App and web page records

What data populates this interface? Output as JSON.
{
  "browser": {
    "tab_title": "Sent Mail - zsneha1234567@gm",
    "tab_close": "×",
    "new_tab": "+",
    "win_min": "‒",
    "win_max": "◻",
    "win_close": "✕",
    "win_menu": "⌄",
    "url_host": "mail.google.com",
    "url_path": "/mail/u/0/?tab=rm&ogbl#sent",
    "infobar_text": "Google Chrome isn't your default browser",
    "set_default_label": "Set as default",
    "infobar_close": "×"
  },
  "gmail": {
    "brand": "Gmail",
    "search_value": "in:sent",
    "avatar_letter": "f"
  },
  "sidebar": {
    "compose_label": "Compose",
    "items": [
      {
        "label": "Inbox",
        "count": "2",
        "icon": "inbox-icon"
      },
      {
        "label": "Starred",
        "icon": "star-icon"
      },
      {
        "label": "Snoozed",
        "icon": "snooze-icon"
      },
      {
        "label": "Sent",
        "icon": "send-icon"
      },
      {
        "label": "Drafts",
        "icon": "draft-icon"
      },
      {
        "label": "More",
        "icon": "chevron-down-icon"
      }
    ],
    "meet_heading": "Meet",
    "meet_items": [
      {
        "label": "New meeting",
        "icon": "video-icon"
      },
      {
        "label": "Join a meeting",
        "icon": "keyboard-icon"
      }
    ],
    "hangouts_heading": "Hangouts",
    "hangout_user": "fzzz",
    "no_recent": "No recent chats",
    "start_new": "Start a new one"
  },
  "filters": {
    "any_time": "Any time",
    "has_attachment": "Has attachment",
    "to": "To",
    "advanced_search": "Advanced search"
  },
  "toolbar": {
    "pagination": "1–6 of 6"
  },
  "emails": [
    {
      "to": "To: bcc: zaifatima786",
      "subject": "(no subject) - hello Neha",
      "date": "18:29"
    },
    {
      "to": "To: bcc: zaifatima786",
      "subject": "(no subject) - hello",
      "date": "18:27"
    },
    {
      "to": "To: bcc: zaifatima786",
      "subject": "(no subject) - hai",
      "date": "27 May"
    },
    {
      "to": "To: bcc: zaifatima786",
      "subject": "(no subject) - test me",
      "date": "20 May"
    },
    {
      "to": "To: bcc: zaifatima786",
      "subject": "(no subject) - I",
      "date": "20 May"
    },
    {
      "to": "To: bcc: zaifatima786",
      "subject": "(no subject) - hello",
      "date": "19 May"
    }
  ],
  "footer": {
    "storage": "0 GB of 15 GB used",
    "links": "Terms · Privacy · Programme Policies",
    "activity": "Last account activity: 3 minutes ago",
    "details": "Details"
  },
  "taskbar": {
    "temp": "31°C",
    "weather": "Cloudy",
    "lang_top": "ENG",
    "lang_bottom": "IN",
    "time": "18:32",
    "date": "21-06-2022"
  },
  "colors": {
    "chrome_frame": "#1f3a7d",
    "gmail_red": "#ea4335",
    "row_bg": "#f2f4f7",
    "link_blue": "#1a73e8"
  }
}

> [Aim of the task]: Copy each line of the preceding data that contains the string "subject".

> [The answer]:
      "subject": "(no subject) - hello Neha",
      "subject": "(no subject) - hello",
      "subject": "(no subject) - hai",
      "subject": "(no subject) - test me",
      "subject": "(no subject) - I",
      "subject": "(no subject) - hello",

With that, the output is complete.